Adam Willits, one of the original cast members of Home And Away, has decided to leave the series. “He’s been with the show since the beginning and he wants to explore other avenues in acting,” producer Andrew Howie told TV Week.
Jude and Joy, the down-to-earth housewives who love a chat over the fence in ABC’s The Big Gig have spoken to TV Week about their lives and ambitions. “I’m very ambitious,” Jude (Denise Scott) told TV Week. “I’ve got a bunny suit that I made myself, and I’ve already worked at the shopping centres… as an Easter bunny, not one of those other bunnies!” Meanwhile, much of Joy’s (Jean Kittson) energy is spent yelling at the kids or keeping track of her husband, Wal, whose wandering eye has caught sight of local glamour queen Loretta. “She’s a big worry, that woman,” Joy says. “She’s so glamorous, I don’t know how she does it. Leather mini-skirts and all! Jude and I have let ourselves go just a bit – but we do scrub up all right!” The Big Gig is set to return later this month in a new series.
The Ten Network says that negotiations to film a double episode of the US series The Wonder Years in Australia are well under way. Should the negotiations between the Queensland Film Commission and the show’s producers, New World Television, be successful then the show’s cast will be touching down in Australia as early as September.
John Laws says…
”(SBS) has been crowing loudly about the new one-hour, once-a-week program Sports Machine as innovative, adult and hugely important – which is all very well and sounds great.
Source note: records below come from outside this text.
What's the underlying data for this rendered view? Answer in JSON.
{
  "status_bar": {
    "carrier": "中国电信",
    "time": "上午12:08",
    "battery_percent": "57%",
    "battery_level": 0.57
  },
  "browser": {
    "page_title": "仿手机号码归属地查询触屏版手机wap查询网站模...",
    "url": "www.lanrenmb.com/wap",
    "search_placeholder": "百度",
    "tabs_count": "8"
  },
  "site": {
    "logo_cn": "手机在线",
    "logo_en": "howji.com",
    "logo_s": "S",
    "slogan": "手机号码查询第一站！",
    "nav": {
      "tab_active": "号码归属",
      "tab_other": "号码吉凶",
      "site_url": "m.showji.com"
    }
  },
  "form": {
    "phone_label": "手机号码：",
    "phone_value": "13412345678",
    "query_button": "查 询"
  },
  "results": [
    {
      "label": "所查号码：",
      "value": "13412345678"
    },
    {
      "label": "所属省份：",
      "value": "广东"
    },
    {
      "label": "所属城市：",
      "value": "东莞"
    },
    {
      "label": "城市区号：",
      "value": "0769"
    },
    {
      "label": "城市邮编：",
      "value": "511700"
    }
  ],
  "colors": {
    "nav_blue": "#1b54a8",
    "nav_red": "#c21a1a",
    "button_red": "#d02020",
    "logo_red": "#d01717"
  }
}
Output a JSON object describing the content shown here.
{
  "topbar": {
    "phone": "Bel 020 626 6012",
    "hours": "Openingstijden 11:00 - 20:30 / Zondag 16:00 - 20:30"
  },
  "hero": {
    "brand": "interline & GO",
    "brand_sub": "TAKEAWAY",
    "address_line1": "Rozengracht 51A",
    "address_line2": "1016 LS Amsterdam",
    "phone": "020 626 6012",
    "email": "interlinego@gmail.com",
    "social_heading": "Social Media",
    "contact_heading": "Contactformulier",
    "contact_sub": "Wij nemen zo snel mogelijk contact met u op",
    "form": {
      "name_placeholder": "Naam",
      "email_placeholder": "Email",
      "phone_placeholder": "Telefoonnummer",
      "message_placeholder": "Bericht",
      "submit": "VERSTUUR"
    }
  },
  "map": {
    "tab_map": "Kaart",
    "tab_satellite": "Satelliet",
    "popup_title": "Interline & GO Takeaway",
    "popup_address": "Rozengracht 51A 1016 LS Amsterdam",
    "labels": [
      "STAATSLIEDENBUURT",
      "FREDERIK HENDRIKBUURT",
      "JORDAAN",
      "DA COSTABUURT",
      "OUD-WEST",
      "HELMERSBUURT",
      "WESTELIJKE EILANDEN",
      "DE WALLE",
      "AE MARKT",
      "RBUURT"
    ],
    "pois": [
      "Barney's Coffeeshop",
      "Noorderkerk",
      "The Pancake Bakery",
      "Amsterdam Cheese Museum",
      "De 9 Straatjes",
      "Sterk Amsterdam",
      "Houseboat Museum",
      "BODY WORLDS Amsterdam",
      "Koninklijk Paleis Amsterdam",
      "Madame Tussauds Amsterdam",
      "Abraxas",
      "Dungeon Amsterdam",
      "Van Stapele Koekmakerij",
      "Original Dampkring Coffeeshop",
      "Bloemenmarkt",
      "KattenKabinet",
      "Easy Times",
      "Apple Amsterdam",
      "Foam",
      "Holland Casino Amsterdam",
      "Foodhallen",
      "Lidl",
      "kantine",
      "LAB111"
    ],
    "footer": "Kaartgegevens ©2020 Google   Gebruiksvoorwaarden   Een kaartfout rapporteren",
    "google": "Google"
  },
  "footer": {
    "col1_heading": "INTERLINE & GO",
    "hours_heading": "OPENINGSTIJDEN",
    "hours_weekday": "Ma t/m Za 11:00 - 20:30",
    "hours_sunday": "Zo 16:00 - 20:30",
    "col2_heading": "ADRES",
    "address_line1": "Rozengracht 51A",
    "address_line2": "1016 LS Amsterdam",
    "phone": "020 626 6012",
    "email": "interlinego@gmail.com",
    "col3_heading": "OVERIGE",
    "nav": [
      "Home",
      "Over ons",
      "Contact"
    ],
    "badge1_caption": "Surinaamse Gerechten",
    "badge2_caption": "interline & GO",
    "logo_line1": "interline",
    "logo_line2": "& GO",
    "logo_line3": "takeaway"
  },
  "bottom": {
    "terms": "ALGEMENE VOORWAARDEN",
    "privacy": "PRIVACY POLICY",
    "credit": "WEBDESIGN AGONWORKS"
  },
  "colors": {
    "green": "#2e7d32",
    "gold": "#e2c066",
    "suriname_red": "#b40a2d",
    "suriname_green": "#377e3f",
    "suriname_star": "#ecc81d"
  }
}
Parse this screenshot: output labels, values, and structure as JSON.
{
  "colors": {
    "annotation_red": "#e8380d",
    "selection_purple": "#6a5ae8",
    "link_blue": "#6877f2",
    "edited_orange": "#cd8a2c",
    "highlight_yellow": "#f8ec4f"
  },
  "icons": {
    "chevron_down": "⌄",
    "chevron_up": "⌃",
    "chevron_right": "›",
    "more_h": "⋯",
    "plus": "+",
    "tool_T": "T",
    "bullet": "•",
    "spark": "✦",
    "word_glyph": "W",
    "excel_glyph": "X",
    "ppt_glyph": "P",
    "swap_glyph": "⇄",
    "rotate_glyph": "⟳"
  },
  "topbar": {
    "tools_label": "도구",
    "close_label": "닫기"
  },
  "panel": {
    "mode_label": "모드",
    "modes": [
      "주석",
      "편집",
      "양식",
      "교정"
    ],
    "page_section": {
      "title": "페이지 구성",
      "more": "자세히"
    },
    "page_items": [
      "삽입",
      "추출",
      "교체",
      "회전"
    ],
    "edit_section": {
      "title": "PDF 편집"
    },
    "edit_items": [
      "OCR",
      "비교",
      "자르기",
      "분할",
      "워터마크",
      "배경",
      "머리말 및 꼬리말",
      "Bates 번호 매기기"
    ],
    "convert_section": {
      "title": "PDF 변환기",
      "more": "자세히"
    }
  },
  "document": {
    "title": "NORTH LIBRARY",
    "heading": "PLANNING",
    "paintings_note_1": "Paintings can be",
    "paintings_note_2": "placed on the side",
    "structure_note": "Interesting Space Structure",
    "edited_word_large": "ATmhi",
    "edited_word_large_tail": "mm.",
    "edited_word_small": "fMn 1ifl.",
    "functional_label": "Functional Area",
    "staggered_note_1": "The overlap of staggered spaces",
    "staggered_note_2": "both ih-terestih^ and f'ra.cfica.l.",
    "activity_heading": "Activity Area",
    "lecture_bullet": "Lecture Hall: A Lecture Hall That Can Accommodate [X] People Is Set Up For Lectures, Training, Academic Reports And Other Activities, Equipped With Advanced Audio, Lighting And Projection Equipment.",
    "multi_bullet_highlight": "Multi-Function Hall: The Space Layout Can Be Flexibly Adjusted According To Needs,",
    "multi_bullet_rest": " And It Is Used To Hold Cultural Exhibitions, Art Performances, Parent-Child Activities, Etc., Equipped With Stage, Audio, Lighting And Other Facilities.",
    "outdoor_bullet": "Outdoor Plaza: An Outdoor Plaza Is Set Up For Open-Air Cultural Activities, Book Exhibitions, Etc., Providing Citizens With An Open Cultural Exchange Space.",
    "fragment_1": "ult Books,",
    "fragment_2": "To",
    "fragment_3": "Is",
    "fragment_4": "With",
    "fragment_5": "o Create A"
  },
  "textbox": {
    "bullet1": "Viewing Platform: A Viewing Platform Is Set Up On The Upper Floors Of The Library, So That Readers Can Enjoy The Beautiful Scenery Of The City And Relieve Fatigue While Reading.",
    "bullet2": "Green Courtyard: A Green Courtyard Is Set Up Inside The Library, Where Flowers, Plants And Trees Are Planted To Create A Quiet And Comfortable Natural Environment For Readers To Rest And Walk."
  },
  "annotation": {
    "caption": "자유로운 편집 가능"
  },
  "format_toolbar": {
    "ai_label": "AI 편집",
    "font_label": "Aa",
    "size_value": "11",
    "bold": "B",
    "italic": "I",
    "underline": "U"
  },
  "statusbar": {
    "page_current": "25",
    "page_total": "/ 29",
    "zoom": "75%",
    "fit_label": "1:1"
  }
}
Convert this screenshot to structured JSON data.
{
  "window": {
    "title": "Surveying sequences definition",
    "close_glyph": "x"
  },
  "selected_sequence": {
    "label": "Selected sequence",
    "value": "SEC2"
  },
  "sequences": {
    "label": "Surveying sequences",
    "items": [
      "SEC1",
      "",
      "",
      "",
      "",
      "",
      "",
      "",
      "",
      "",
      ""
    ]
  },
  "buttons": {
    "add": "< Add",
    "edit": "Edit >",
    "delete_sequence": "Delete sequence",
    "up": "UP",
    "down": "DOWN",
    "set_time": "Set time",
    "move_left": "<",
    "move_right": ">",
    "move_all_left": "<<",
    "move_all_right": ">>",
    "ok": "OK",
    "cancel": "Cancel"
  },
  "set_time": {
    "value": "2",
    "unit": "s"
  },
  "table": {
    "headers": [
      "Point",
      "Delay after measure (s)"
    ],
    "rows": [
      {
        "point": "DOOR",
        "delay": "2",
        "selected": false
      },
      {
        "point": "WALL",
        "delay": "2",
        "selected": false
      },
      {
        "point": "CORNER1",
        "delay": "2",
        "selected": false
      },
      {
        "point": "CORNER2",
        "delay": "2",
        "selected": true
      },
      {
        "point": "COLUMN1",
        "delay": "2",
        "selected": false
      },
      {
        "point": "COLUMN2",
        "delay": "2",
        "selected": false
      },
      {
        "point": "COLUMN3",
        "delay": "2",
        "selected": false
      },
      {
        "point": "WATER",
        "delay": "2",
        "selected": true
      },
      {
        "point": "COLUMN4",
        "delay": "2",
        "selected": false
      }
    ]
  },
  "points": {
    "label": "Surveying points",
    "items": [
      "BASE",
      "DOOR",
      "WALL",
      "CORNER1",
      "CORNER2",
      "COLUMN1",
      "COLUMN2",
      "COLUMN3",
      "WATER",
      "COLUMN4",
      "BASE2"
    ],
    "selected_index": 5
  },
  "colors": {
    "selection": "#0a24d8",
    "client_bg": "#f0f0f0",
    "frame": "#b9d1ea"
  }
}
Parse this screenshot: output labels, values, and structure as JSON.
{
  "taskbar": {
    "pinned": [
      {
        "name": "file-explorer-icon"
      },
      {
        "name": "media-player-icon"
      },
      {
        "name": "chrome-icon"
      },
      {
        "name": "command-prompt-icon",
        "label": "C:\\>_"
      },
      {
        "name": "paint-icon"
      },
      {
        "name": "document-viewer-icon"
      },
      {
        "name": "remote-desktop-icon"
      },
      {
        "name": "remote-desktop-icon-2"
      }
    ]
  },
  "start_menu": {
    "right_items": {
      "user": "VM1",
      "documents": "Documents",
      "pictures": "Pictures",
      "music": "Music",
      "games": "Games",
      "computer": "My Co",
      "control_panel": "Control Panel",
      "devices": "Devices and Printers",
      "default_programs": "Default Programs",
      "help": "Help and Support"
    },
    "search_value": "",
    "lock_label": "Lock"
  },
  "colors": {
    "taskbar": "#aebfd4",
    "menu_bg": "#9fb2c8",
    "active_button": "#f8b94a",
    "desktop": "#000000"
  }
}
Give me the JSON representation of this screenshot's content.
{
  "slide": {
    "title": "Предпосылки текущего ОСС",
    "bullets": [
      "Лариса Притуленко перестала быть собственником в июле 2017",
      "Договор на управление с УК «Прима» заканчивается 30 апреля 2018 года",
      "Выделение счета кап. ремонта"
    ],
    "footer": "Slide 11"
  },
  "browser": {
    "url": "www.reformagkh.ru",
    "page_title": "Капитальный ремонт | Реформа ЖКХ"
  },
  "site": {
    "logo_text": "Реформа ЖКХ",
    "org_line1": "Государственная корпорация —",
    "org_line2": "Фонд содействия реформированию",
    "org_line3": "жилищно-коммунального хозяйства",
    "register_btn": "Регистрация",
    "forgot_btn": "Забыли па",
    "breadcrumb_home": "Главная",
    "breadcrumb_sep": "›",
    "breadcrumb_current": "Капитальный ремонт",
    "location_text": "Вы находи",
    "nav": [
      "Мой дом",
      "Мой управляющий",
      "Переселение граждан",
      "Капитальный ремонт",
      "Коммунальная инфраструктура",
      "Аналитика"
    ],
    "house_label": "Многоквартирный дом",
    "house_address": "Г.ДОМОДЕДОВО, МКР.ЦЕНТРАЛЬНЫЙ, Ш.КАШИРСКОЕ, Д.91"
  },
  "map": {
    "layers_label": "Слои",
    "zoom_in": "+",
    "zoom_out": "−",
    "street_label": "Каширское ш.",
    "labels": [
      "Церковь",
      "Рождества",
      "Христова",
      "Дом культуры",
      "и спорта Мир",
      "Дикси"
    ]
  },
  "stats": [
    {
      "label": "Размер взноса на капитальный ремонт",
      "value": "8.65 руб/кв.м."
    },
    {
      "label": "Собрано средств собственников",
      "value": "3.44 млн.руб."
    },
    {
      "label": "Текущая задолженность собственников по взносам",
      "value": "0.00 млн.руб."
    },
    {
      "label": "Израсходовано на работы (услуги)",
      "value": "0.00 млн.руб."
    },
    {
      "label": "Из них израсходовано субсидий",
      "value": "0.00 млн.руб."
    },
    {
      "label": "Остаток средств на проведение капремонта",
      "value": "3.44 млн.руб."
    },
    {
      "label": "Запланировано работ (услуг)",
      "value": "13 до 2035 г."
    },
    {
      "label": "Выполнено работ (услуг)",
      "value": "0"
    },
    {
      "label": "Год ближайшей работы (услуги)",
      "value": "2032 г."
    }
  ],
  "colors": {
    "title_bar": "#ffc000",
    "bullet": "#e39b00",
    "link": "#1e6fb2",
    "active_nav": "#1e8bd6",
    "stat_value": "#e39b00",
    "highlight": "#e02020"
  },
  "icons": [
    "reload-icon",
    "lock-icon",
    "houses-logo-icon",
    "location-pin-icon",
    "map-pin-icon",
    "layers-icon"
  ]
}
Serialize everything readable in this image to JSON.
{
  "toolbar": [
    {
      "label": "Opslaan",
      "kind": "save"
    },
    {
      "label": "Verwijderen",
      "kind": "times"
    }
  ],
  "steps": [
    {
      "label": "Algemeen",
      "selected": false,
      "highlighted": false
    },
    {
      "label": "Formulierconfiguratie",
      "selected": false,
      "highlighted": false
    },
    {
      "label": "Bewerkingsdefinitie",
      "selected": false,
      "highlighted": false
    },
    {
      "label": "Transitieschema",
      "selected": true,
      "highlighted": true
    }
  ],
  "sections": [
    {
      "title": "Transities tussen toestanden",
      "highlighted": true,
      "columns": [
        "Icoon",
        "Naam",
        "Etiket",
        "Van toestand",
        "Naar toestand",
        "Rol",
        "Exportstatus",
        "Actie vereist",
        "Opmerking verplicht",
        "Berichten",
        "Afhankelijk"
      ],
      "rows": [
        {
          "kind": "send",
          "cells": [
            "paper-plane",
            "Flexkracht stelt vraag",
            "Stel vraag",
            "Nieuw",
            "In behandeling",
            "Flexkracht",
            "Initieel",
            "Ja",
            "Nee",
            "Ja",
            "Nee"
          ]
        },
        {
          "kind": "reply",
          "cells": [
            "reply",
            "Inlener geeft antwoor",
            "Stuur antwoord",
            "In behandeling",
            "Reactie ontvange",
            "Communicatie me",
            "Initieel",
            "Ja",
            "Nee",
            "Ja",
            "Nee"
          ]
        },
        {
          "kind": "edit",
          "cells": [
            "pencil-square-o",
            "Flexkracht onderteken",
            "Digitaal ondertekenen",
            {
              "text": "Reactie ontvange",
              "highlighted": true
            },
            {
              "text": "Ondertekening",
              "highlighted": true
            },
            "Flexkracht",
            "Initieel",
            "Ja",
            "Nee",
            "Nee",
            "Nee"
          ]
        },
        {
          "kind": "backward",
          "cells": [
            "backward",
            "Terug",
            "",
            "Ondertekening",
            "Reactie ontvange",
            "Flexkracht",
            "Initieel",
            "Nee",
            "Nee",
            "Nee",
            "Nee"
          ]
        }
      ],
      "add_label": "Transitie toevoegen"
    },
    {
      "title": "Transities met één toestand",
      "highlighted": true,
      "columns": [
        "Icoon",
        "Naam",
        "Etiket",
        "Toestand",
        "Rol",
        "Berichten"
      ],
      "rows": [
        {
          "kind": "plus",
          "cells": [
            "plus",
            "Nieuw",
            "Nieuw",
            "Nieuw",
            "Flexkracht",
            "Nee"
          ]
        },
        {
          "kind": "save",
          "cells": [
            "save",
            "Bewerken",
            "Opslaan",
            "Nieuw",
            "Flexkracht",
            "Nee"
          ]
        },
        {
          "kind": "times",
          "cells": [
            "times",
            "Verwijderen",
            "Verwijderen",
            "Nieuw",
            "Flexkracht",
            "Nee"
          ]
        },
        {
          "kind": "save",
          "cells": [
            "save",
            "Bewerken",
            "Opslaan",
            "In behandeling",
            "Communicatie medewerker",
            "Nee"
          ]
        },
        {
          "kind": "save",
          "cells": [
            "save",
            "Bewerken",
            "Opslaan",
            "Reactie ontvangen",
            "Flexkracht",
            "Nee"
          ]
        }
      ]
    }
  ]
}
But SBS viewers with sharp memories will recall that last year the station had a similar sports program every night of the week. A total, then, of 2-and-a-half hours coverage every week. What do we get now? One hour, all in one go. Frankly, I’ve never been able to figure out why SBS axed the previous sports program. It was a gem of a half-hour and managed to cover a host of different sports, something that rarely happens on ABC or the commercial networks.”
Program Highlights (August 4-10):
Sunday: Actor Peter Ustinov is Peter Ross’ guest on ABC’s arts program, Sunday Afternoon. HSV7 crosses live to the Sydney Cricket Ground for AFL between Sydney Swans and West Coast Eagles. Sunday night movies are Extremities (GTV9) and Bat 21 (ATV10). HSV7 presents the three-hour Queen Mother’s 90th Birthday Gala.
Tuesday: New Zealand actress Judy McIntosh (pictured) makes her debut as Dr Nicola Tanner in ABC’s GP. In Beyond 2000 (HSV7), Amanda Keller examines China’s state policy of one child per family.
Wednesday: Michele Fawdon stars in an ABC docu-drama, This Time Next Time, as a crusading journalist assigned to write a feature article on the dangers of alcohol-related brain damage.
Thursday: In The Flying Doctors (GTV9), Dr Tom Callaghan (Andrew McFarlane) is buried alive when a mine shaft is deliberately collapsed on top of him as he tries to rescue an injured man.
Source: TV Week (Victoria edition), incorporating TV Times and TV Guide. 4 August 1990. Southdown Press.